**WHAT THE EXERCISE ASKS:** A faithful copy is needed. Set down all of the data below exactly.

**DATA FOR THIS TASK:**
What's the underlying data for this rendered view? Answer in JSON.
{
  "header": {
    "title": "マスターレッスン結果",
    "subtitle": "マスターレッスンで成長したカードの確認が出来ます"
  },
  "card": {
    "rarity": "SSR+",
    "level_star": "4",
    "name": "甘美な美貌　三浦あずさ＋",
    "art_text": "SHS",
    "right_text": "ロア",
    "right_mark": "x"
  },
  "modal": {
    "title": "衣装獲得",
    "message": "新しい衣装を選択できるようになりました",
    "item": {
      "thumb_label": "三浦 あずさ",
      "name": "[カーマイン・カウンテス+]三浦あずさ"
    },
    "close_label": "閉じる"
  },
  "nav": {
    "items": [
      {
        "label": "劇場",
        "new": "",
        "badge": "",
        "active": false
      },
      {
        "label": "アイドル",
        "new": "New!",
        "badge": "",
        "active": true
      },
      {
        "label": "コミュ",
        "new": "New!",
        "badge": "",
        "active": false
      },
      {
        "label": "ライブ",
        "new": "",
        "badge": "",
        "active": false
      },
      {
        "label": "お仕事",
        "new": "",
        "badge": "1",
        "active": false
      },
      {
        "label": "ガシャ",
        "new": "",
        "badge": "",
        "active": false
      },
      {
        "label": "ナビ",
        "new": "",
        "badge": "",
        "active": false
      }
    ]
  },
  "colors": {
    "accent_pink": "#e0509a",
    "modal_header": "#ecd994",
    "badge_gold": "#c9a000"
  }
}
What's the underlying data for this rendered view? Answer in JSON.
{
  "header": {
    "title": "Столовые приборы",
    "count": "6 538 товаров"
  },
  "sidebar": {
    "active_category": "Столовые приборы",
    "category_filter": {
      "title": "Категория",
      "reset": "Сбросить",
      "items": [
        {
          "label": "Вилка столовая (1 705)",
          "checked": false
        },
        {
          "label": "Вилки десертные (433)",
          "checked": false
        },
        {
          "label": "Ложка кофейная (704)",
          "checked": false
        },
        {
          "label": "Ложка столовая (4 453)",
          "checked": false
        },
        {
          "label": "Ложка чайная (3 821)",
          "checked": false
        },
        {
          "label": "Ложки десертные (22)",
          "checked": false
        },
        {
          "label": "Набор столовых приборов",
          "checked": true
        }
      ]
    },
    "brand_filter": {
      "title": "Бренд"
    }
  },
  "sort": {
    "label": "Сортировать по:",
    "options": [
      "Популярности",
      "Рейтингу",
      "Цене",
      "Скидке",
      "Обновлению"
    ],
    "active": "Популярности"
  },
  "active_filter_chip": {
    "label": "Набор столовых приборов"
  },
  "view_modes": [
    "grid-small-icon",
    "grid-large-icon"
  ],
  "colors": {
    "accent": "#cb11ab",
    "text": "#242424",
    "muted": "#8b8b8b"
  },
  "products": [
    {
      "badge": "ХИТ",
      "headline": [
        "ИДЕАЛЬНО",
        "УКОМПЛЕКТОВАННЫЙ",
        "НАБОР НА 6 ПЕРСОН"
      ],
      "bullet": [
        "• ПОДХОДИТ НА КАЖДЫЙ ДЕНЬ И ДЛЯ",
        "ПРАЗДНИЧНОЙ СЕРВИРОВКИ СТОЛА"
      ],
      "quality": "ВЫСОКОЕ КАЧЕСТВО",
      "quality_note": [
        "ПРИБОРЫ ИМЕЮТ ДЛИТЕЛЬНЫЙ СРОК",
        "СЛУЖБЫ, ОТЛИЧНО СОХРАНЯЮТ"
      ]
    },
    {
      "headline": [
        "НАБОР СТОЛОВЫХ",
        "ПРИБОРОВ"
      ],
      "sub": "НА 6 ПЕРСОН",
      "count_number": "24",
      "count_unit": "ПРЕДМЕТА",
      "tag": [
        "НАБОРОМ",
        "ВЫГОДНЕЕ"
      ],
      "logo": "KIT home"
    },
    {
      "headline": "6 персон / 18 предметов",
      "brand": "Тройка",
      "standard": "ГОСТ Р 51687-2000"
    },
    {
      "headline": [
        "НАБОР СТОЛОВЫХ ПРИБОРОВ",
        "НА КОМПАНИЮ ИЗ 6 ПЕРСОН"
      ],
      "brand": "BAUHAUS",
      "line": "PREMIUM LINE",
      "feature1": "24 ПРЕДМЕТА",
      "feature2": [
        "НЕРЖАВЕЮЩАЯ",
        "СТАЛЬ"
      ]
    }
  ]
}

**WRITTEN SOLUTION:**
What's the underlying data for this rendered view? Answer in JSON.
{
  "header": {
    "title": "マスターレッスン結果",
    "subtitle": "マスターレッスンで成長したカードの確認が出来ます"
  },
  "card": {
    "rarity": "SSR+",
    "level_star": "4",
    "name": "甘美な美貌　三浦あずさ＋",
    "art_text": "SHS",
    "right_text": "ロア",
    "right_mark": "x"
  },
  "modal": {
    "title": "衣装獲得",
    "message": "新しい衣装を選択できるようになりました",
    "item": {
      "thumb_label": "三浦 あずさ",
      "name": "[カーマイン・カウンテス+]三浦あずさ"
    },
    "close_label": "閉じる"
  },
  "nav": {
    "items": [
      {
        "label": "劇場",
        "new": "",
        "badge": "",
        "active": false
      },
      {
        "label": "アイドル",
        "new": "New!",
        "badge": "",
        "active": true
      },
      {
        "label": "コミュ",
        "new": "New!",
        "badge": "",
        "active": false
      },
      {
        "label": "ライブ",
        "new": "",
        "badge": "",
        "active": false
      },
      {
        "label": "お仕事",
        "new": "",
        "badge": "1",
        "active": false
      },
      {
        "label": "ガシャ",
        "new": "",
        "badge": "",
        "active": false
      },
      {
        "label": "ナビ",
        "new": "",
        "badge": "",
        "active": false
      }
    ]
  },
  "colors": {
    "accent_pink": "#e0509a",
    "modal_header": "#ecd994",
    "badge_gold": "#c9a000"
  }
}
What's the underlying data for this rendered view? Answer in JSON.
{
  "header": {
    "title": "Столовые приборы",
    "count": "6 538 товаров"
  },
  "sidebar": {
    "active_category": "Столовые приборы",
    "category_filter": {
      "title": "Категория",
      "reset": "Сбросить",
      "items": [
        {
          "label": "Вилка столовая (1 705)",
          "checked": false
        },
        {
          "label": "Вилки десертные (433)",
          "checked": false
        },
        {
          "label": "Ложка кофейная (704)",
          "checked": false
        },
        {
          "label": "Ложка столовая (4 453)",
          "checked": false
        },
        {
          "label": "Ложка чайная (3 821)",
          "checked": false
        },
        {
          "label": "Ложки десертные (22)",
          "checked": false
        },
        {
          "label": "Набор столовых приборов",
          "checked": true
        }
      ]
    },
    "brand_filter": {
      "title": "Бренд"
    }
  },
  "sort": {
    "label": "Сортировать по:",
    "options": [
      "Популярности",
      "Рейтингу",
      "Цене",
      "Скидке",
      "Обновлению"
    ],
    "active": "Популярности"
  },
  "active_filter_chip": {
    "label": "Набор столовых приборов"
  },
  "view_modes": [
    "grid-small-icon",
    "grid-large-icon"
  ],
  "colors": {
    "accent": "#cb11ab",
    "text": "#242424",
    "muted": "#8b8b8b"
  },
  "products": [
    {
      "badge": "ХИТ",
      "headline": [
        "ИДЕАЛЬНО",
        "УКОМПЛЕКТОВАННЫЙ",
        "НАБОР НА 6 ПЕРСОН"
      ],
      "bullet": [
        "• ПОДХОДИТ НА КАЖДЫЙ ДЕНЬ И ДЛЯ",
        "ПРАЗДНИЧНОЙ СЕРВИРОВКИ СТОЛА"
      ],
      "quality": "ВЫСОКОЕ КАЧЕСТВО",
      "quality_note": [
        "ПРИБОРЫ ИМЕЮТ ДЛИТЕЛЬНЫЙ СРОК",
        "СЛУЖБЫ, ОТЛИЧНО СОХРАНЯЮТ"
      ]
    },
    {
      "headline": [
        "НАБОР СТОЛОВЫХ",
        "ПРИБОРОВ"
      ],
      "sub": "НА 6 ПЕРСОН",
      "count_number": "24",
      "count_unit": "ПРЕДМЕТА",
      "tag": [
        "НАБОРОМ",
        "ВЫГОДНЕЕ"
      ],
      "logo": "KIT home"
    },
    {
      "headline": "6 персон / 18 предметов",
      "brand": "Тройка",
      "standard": "ГОСТ Р 51687-2000"
    },
    {
      "headline": [
        "НАБОР СТОЛОВЫХ ПРИБОРОВ",
        "НА КОМПАНИЮ ИЗ 6 ПЕРСОН"
      ],
      "brand": "BAUHAUS",
      "line": "PREMIUM LINE",
      "feature1": "24 ПРЕДМЕТА",
      "feature2": [
        "НЕРЖАВЕЮЩАЯ",
        "СТАЛЬ"
      ]
    }
  ]
}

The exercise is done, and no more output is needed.